Ditton Park belonged to the crown in the reign of Queen Elizabeth I. It then belonged to Sir Ralph Winwood and passed to Ralph Montagu, 1st Duke of Montagu, through marriage. The present house which may have been first built around 1500 was badly damaged by fire in 1812. One of the features is the moat which surrounds the House and the immediate grounds. Park areas lie to the North and West of the moat.
Nearby, on the Great West Road, a public house known as the Montague [sic] Arms stands, now owned and operated as a Harvester Restaurant.

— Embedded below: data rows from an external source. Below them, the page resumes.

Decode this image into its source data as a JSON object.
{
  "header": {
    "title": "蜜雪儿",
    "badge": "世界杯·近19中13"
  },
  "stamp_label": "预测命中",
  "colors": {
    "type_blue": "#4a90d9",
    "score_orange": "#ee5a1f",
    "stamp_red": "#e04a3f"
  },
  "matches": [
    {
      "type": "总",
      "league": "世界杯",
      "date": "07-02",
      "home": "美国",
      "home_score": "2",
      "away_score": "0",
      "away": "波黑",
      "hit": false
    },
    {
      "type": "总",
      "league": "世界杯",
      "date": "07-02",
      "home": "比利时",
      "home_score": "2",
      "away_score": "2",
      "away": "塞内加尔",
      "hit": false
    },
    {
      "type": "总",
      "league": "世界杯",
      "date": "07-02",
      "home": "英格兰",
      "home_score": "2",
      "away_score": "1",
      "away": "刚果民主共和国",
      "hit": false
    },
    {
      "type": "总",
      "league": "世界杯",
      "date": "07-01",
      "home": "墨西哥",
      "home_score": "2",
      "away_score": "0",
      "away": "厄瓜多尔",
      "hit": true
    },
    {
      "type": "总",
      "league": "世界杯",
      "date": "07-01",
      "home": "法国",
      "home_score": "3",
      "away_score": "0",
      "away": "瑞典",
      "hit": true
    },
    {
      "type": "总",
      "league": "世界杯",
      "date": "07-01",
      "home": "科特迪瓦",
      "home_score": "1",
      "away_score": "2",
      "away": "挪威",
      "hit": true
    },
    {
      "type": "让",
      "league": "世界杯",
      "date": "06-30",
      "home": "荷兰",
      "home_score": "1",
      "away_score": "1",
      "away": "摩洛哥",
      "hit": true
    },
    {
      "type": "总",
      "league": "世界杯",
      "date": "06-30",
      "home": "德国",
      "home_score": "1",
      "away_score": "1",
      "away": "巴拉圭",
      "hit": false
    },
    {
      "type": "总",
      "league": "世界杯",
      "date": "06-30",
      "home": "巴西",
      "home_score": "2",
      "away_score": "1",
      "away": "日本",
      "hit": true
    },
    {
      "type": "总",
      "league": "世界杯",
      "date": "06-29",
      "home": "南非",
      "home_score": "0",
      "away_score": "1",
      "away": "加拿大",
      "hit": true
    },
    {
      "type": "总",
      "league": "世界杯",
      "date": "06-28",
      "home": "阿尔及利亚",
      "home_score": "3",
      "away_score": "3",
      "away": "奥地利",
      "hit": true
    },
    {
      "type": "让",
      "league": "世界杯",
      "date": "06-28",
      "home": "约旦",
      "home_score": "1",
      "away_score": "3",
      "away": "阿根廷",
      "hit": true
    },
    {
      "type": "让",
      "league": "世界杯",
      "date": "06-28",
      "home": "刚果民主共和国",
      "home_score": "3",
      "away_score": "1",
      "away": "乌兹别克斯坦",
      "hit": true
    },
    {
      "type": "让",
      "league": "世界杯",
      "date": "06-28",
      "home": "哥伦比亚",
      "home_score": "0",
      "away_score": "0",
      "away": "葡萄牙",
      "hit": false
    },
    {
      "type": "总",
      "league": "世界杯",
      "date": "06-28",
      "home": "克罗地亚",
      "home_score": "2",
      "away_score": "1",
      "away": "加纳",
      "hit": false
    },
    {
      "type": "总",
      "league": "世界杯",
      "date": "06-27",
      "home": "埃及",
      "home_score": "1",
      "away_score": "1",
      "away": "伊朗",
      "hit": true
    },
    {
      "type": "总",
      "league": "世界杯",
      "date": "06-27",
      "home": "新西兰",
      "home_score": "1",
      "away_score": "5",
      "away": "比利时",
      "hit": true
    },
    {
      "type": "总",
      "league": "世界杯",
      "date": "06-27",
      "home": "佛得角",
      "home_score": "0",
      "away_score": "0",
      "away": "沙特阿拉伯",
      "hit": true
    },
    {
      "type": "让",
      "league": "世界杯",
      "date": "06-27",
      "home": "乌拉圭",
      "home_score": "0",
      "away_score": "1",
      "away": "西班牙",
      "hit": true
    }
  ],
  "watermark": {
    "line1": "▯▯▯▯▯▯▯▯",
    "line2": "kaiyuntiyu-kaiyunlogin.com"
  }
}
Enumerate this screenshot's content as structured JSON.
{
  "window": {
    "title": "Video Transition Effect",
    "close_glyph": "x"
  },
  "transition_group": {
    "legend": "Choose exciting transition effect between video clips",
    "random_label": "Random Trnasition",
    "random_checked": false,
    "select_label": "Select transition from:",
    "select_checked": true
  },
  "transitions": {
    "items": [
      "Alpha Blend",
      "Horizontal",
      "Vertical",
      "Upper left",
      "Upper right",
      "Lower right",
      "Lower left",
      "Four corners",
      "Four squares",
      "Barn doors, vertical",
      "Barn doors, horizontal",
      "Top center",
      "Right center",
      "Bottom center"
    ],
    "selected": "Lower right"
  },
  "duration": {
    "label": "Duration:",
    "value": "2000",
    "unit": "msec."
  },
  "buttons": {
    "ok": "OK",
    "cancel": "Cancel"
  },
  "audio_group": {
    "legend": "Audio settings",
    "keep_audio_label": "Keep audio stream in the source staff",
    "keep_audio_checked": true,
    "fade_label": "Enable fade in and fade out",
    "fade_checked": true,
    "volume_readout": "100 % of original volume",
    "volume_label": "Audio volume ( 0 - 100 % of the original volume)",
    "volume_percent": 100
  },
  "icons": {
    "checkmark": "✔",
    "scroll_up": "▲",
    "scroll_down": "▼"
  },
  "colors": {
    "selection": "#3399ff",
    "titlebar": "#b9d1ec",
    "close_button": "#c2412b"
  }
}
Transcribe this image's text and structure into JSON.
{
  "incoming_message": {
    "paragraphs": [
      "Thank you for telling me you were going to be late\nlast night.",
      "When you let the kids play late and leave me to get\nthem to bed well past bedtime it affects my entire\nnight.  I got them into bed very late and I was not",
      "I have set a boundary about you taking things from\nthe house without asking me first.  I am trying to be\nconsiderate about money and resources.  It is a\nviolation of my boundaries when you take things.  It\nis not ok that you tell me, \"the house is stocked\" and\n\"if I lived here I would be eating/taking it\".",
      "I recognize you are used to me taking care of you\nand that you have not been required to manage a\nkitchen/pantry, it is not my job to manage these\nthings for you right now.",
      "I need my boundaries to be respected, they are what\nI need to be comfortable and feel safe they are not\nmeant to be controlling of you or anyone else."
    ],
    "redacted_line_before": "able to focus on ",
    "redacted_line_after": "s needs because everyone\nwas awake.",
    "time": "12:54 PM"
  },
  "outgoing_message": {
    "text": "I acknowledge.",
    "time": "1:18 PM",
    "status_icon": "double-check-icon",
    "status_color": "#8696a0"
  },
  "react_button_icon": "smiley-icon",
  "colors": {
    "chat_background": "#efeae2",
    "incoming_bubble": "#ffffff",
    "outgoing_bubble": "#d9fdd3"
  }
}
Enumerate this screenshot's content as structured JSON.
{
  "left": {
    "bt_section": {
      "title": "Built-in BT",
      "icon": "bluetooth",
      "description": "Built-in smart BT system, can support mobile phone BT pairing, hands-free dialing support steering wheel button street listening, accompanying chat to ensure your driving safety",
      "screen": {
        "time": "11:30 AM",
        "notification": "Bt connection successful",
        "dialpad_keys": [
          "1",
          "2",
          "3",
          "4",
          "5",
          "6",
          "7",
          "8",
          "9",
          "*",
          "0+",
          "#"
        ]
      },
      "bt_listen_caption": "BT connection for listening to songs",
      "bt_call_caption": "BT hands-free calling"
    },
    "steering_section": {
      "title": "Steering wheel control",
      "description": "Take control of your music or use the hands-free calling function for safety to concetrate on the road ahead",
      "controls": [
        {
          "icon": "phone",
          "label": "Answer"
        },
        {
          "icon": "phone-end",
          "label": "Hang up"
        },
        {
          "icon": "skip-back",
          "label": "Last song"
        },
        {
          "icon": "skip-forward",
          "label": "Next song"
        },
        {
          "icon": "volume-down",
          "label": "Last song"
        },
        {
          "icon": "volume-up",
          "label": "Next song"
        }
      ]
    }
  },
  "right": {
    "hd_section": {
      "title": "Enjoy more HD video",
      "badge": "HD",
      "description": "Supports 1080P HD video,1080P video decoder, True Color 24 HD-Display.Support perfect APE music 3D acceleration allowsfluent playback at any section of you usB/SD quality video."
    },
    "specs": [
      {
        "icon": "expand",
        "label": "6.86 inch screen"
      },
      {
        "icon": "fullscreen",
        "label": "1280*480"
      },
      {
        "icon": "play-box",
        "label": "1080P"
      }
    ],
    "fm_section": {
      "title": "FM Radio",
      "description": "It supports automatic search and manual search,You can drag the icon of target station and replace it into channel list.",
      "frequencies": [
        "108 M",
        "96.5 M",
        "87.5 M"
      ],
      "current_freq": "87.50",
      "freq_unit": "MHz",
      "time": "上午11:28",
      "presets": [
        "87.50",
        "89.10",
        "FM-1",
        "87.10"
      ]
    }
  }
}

The pub dates back to the early 19th Century
From the house (locally known as the Ditton Castle), a drive runs to the parish church of St. Mary the Virgin , Langley, via Conduit Way, Cedar Way, Green Drive and into the churchyard via Minster Way. This drive is evident on historical maps of the area.
In 1917 the property was taken over for the Admiralty Compass Observatory, which used the house and its immediate grounds until it was sold to Computer Associates in the 1990s. It has now been restored and re-landscaped and functions as a conference centre.
In the late 1990s, local concern was raised regarding the issue of radioactive contamination arising from the World War II era burial of radium based, luminous paints The Ministry of Defence successfully removed the contaminated material before the sale of the property to Computer Associates.
In 1920 West park started to be used for radio research, and this extended into the North park in 1924, and these activities eventually lead to the formation of the Radio Research Station which continued to operate on the site until about 1982 when the lands were sold to Calor Gas.
It was at the Radio Research Station in Ditton Park in 1935 that the idea for the development of British Radar defence system was conceived in 1935.